I think it’s safe to say that Denver is going through a Golden Age in craft breweries. Plans by at least four new brewers within the city limits will add to the rich craft beer heritage the Mile High City has enjoyed since the original days of the Koop and GABF before that. Since the opening of Strange Brewing in early 2010 (and some would say Del Norte in 2007), breweries have been springing up like hop buds all over the Metro area. It’s three of those breweries, Wit’s End, Renegade, and Denver Beer Co, all opened in 2011, that I will highlight in the next three posts.
Wit’s End Brewing had a great plan to begin their operations; make very small batches of great beer, and as they say “make slow beer for fast times.” And it didn’t hurt that they opened the week of GABF, drawing in local, national, and even international drinkers to sample their beers. A true ‘nanobrewery,’ all batches are produced on a one barrel system.
I learned all of this and more when we finally got over to Wit’s End a few weeks ago and talked to Scott Witsoe, self-proclaimed Brewer, Owner, and Dreamer. Ever ready to start a conversation with all of his patrons, he discussed the many deckels adorning the walls of the brewery with us, most acquired when visiting some of his family in Germany. I had been to many of the same beer halls growing up and we quickly fell into relating our experiences.
Originally from Seattle, Scott moved here to be with his significant other, Heather, and took the plunge into becoming a full time brewer after being laid off early last year. He took a similar approach to Strange in deciding on where to locate the brewery, settling on a warehouse space for the low overhead and funky atmosphere it produces. Coming over after work one Friday, we made the mistake of coming down Federal Boulevard and immediately ran into congestion produced from the road work currently vexing anyone who needs to drive that stretch. I’d recommend coming over via Alameda if you plan on visiting anytime soon, it’ll save years off your life in frustration if you do.
As we sipped our initial beers, a Super FL IPA, and Mad King Weizenbock, we were surprised that Scott had only been brewing for six years before opening WE. The Super FL IPA was a familiar taste to me since I had brewed a similar dark IPA a couple of years ago. A slight hoppiness is balanced with the full and slightly bitter taste of the roasted malt used; overall a good cold weather IPA. The Mad King enthralled the wife with its sweet, yet yeasty dark flavor, topped by the barest hint of smokiness; definitely a sipper though at 8.3% ABV.
We enjoyed the first beers at one of the two tables in the space since the bar was packed when we first came in. The Brew Trek bar to table ratio was confirmed from the beginning; we were barely able to hoop on some empty stools at the bar as a couple of other patrons left.

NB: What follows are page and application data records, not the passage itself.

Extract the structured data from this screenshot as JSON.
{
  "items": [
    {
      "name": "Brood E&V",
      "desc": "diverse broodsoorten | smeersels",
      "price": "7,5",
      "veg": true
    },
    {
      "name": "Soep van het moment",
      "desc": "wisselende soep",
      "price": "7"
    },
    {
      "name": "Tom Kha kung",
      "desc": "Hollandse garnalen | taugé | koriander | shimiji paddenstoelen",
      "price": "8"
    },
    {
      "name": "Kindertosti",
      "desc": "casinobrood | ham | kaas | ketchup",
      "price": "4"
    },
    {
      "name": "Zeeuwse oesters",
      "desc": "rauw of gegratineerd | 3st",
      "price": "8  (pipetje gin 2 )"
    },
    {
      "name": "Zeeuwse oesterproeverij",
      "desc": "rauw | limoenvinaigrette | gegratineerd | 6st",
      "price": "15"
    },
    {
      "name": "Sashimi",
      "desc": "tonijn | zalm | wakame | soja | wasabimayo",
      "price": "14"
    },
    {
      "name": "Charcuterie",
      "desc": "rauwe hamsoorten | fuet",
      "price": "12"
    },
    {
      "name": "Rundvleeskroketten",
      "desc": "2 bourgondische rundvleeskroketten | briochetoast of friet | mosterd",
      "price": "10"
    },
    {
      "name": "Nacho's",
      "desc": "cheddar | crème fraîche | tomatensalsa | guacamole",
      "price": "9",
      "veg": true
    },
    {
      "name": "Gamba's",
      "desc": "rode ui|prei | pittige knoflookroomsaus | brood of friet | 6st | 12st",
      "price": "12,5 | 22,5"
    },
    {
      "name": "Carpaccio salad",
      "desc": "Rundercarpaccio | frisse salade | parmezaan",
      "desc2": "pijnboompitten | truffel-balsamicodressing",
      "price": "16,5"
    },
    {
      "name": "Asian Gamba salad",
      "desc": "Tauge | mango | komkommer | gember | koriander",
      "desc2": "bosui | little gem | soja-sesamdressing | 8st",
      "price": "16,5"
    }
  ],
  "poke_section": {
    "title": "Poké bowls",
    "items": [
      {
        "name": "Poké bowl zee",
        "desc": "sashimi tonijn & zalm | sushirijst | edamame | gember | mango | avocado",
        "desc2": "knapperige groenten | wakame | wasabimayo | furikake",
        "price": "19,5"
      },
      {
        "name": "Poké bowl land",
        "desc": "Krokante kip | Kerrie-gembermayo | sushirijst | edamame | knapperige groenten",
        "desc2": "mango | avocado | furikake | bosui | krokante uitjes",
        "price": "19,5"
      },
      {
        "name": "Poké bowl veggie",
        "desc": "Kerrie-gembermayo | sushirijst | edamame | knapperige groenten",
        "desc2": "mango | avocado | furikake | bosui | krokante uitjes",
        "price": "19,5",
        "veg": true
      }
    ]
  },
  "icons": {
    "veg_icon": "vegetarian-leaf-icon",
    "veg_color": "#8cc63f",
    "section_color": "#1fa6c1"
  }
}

Luck would have it that as the night went on, Brent Scheiwe of Denver Brews Cruise sat down next to us. He had a rare night of not having a tour and so decided to actually sit down and enjoy some of the beers he is tempted by while driving others around to breweries. Discussing the bars that got us into craft beer, he told of fond memories of Rockslide Brewing in Grand Junction where he grew up.
We pestered Scott for a flight of tasters, and were quickly rewarded with the Kitchen Sink Porter, Green Man Ale, and Jean-Claude van Blond. All were very good, but the Green Man tempted my taste buds the most, with it’s just hoppy enough malty goodness.
As the night wore on I found to my chagrin that I had forgotten to replace the memory card for my camera. So, needless to say, I knew I’d be back soon, not only to enjoy the beers, but also to take some snapshots.
Luckily the next day’s agenda involved running around town taking care of errands, and so I made my way over shortly after WE opened. And what a beautiful day it turned out to be.
It was a typical January Thaw day, when temperatures get up in the 50s, and sometimes 60s, making it feel relatively like Summer. The impulse to sit and drink beer all afternoon only increased as Scott opened the garage door that fronts the building, allowing the sunlight to come streaming in like a sign from the Beer Gods that all is good, and it’s even better drinking delicious craft beer.
As I took some photos and grilled Scott about more details of his brewery, a steady stream of beer lovers filled the place. In addition to a tour from the Brews Cruise van, a couple sat down next to me and struck up a conversation. Greg and Heather had been out that day visiting Copper Kettle earlier, and stopping by to have some Wit’s End brews before heading home. Having recently moved from the East Coast, they talked about a trip to the Western Slope to further explore their new found home. We all agreed that Steamworks in Durango had some great beers; Greg also shares a love of their Colorado Kolsch with the wife. Greg creates websites, so if you’re in the market for one, it might do you good to check him out here.
After a pint and a ‘shorty’ of Green Man Ale, I bade farewell to Scott, Greg, and Heather, and made my way back home with an optimism bolstered by the great beers at Wit’s End.